# [Source material]
BEGIN

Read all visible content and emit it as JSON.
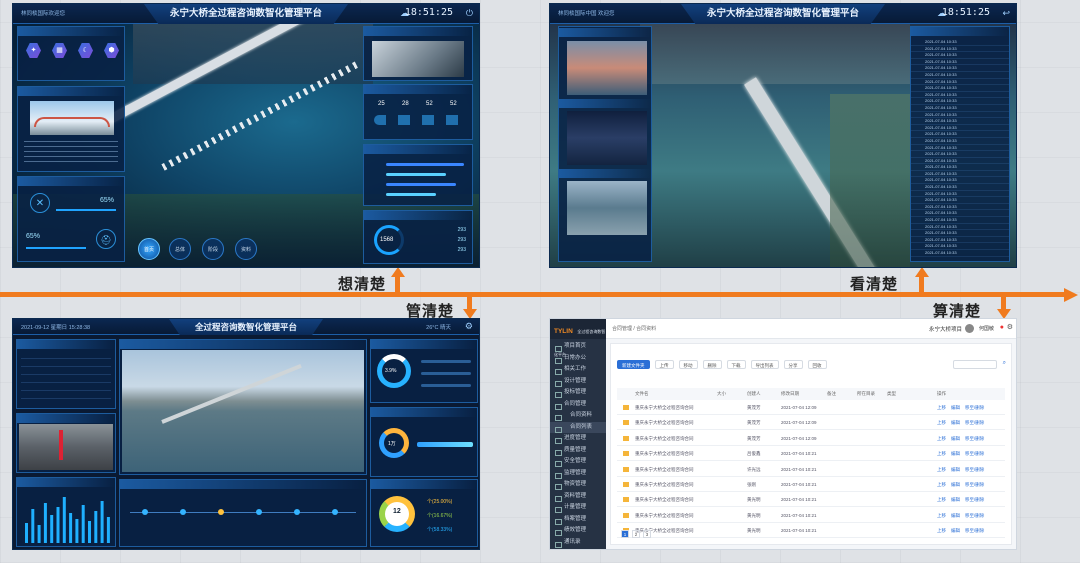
{
  "labels": {
    "think": "想清楚",
    "manage": "管清楚",
    "see": "看清楚",
    "calc": "算清楚"
  },
  "screen1": {
    "title": "永宁大桥全过程咨询数智化管理平台",
    "left_text": "林同棪国际欢迎您",
    "clock": "18:51:25",
    "progress_a": "65%",
    "progress_b": "65%",
    "count": "1568",
    "values": [
      "293",
      "293",
      "293"
    ],
    "stat_nums": [
      "25",
      "28",
      "52",
      "52"
    ],
    "nav_buttons": [
      "首页",
      "总体",
      "阶段",
      "资料"
    ]
  },
  "screen2": {
    "title": "永宁大桥全过程咨询数智化管理平台",
    "left_text": "林同棪国际中国 欢迎您",
    "clock": "18:51:25",
    "list_dates": [
      "2021-07-04 10:33",
      "2021-07-04 10:33",
      "2021-07-04 10:33",
      "2021-07-04 10:33",
      "2021-07-04 10:33",
      "2021-07-04 10:33",
      "2021-07-04 10:33",
      "2021-07-04 10:33",
      "2021-07-04 10:33",
      "2021-07-04 10:33",
      "2021-07-04 10:33",
      "2021-07-04 10:33",
      "2021-07-04 10:33",
      "2021-07-04 10:33",
      "2021-07-04 10:33",
      "2021-07-04 10:33",
      "2021-07-04 10:33",
      "2021-07-04 10:33",
      "2021-07-04 10:33",
      "2021-07-04 10:33",
      "2021-07-04 10:33",
      "2021-07-04 10:33",
      "2021-07-04 10:33",
      "2021-07-04 10:33",
      "2021-07-04 10:33",
      "2021-07-04 10:33",
      "2021-07-04 10:33",
      "2021-07-04 10:33",
      "2021-07-04 10:33",
      "2021-07-04 10:33",
      "2021-07-04 10:33",
      "2021-07-04 10:33",
      "2021-07-04 10:33"
    ]
  },
  "screen3": {
    "title": "全过程咨询数智化管理平台",
    "date": "2021-09-12 星期日 15:28:38",
    "weather": "26°C 晴天",
    "center_num": "12",
    "legend": [
      "个(25.00%)",
      "个(16.67%)",
      "个(58.33%)"
    ],
    "donut_text": "3.9%",
    "big_num": "1万"
  },
  "screen4": {
    "brand": "TYLIN",
    "brand_name": "全过程咨询数智化平台",
    "breadcrumb": "合同管理 / 合同资料",
    "project": "永宁大桥项目",
    "user": "何国敏",
    "menu": [
      "项目首页",
      "日常办公",
      "相关工作",
      "设计管理",
      "投标管理",
      "合同管理",
      "合同资料",
      "合同列表",
      "进度管理",
      "质量管理",
      "安全管理",
      "监理管理",
      "物资管理",
      "资料管理",
      "计量管理",
      "档案管理",
      "绩效管理",
      "通讯录"
    ],
    "toolbar": [
      "新建文件夹",
      "上传",
      "移动",
      "删除",
      "下载",
      "导出列表",
      "分享",
      "回收"
    ],
    "columns": [
      "文件名",
      "大小",
      "创建人",
      "修改日期",
      "备注",
      "所在目录",
      "类型",
      "操作"
    ],
    "rows": [
      {
        "name": "重庆永宁大桥全过程咨询合同",
        "user": "黄茂芳",
        "date": "2021-07-04 12:09"
      },
      {
        "name": "重庆永宁大桥全过程咨询合同",
        "user": "黄茂芳",
        "date": "2021-07-04 12:09"
      },
      {
        "name": "重庆永宁大桥全过程咨询合同",
        "user": "黄茂芳",
        "date": "2021-07-04 12:09"
      },
      {
        "name": "重庆永宁大桥全过程咨询合同",
        "user": "吕俊鑫",
        "date": "2021-07-04 10:21"
      },
      {
        "name": "重庆永宁大桥全过程咨询合同",
        "user": "许光远",
        "date": "2021-07-04 10:21"
      },
      {
        "name": "重庆永宁大桥全过程咨询合同",
        "user": "张刚",
        "date": "2021-07-04 10:21"
      },
      {
        "name": "重庆永宁大桥全过程咨询合同",
        "user": "黄光明",
        "date": "2021-07-04 10:21"
      },
      {
        "name": "重庆永宁大桥全过程咨询合同",
        "user": "黄光明",
        "date": "2021-07-04 10:21"
      },
      {
        "name": "重庆永宁大桥全过程咨询合同",
        "user": "黄光明",
        "date": "2021-07-04 10:21"
      }
    ],
    "row_actions": [
      "上移",
      "编辑",
      "移至/删除"
    ],
    "pager": [
      "1",
      "2",
      "3"
    ]
  }
}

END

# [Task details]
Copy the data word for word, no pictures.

# [Output of the exercise]
Read all visible content and emit it as JSON.
{
  "labels": {
    "think": "想清楚",
    "manage": "管清楚",
    "see": "看清楚",
    "calc": "算清楚"
  },
  "screen1": {
    "title": "永宁大桥全过程咨询数智化管理平台",
    "left_text": "林同棪国际欢迎您",
    "clock": "18:51:25",
    "progress_a": "65%",
    "progress_b": "65%",
    "count": "1568",
    "values": [
      "293",
      "293",
      "293"
    ],
    "stat_nums": [
      "25",
      "28",
      "52",
      "52"
    ],
    "nav_buttons": [
      "首页",
      "总体",
      "阶段",
      "资料"
    ]
  },
  "screen2": {
    "title": "永宁大桥全过程咨询数智化管理平台",
    "left_text": "林同棪国际中国 欢迎您",
    "clock": "18:51:25",
    "list_dates": [
      "2021-07-04 10:33",
      "2021-07-04 10:33",
      "2021-07-04 10:33",
      "2021-07-04 10:33",
      "2021-07-04 10:33",
      "2021-07-04 10:33",
      "2021-07-04 10:33",
      "2021-07-04 10:33",
      "2021-07-04 10:33",
      "2021-07-04 10:33",
      "2021-07-04 10:33",
      "2021-07-04 10:33",
      "2021-07-04 10:33",
      "2021-07-04 10:33",
      "2021-07-04 10:33",
      "2021-07-04 10:33",
      "2021-07-04 10:33",
      "2021-07-04 10:33",
      "2021-07-04 10:33",
      "2021-07-04 10:33",
      "2021-07-04 10:33",
      "2021-07-04 10:33",
      "2021-07-04 10:33",
      "2021-07-04 10:33",
      "2021-07-04 10:33",
      "2021-07-04 10:33",
      "2021-07-04 10:33",
      "2021-07-04 10:33",
      "2021-07-04 10:33",
      "2021-07-04 10:33",
      "2021-07-04 10:33",
      "2021-07-04 10:33",
      "2021-07-04 10:33"
    ]
  },
  "screen3": {
    "title": "全过程咨询数智化管理平台",
    "date": "2021-09-12 星期日 15:28:38",
    "weather": "26°C 晴天",
    "center_num": "12",
    "legend": [
      "个(25.00%)",
      "个(16.67%)",
      "个(58.33%)"
    ],
    "donut_text": "3.9%",
    "big_num": "1万"
  },
  "screen4": {
    "brand": "TYLIN",
    "brand_name": "全过程咨询数智化平台",
    "breadcrumb": "合同管理 / 合同资料",
    "project": "永宁大桥项目",
    "user": "何国敏",
    "menu": [
      "项目首页",
      "日常办公",
      "相关工作",
      "设计管理",
      "投标管理",
      "合同管理",
      "合同资料",
      "合同列表",
      "进度管理",
      "质量管理",
      "安全管理",
      "监理管理",
      "物资管理",
      "资料管理",
      "计量管理",
      "档案管理",
      "绩效管理",
      "通讯录"
    ],
    "toolbar": [
      "新建文件夹",
      "上传",
      "移动",
      "删除",
      "下载",
      "导出列表",
      "分享",
      "回收"
    ],
    "columns": [
      "文件名",
      "大小",
      "创建人",
      "修改日期",
      "备注",
      "所在目录",
      "类型",
      "操作"
    ],
    "rows": [
      {
        "name": "重庆永宁大桥全过程咨询合同",
        "user": "黄茂芳",
        "date": "2021-07-04 12:09"
      },
      {
        "name": "重庆永宁大桥全过程咨询合同",
        "user": "黄茂芳",
        "date": "2021-07-04 12:09"
      },
      {
        "name": "重庆永宁大桥全过程咨询合同",
        "user": "黄茂芳",
        "date": "2021-07-04 12:09"
      },
      {
        "name": "重庆永宁大桥全过程咨询合同",
        "user": "吕俊鑫",
        "date": "2021-07-04 10:21"
      },
      {
        "name": "重庆永宁大桥全过程咨询合同",
        "user": "许光远",
        "date": "2021-07-04 10:21"
      },
      {
        "name": "重庆永宁大桥全过程咨询合同",
        "user": "张刚",
        "date": "2021-07-04 10:21"
      },
      {
        "name": "重庆永宁大桥全过程咨询合同",
        "user": "黄光明",
        "date": "2021-07-04 10:21"
      },
      {
        "name": "重庆永宁大桥全过程咨询合同",
        "user": "黄光明",
        "date": "2021-07-04 10:21"
      },
      {
        "name": "重庆永宁大桥全过程咨询合同",
        "user": "黄光明",
        "date": "2021-07-04 10:21"
      }
    ],
    "row_actions": [
      "上移",
      "编辑",
      "移至/删除"
    ],
    "pager": [
      "1",
      "2",
      "3"
    ]
  }
}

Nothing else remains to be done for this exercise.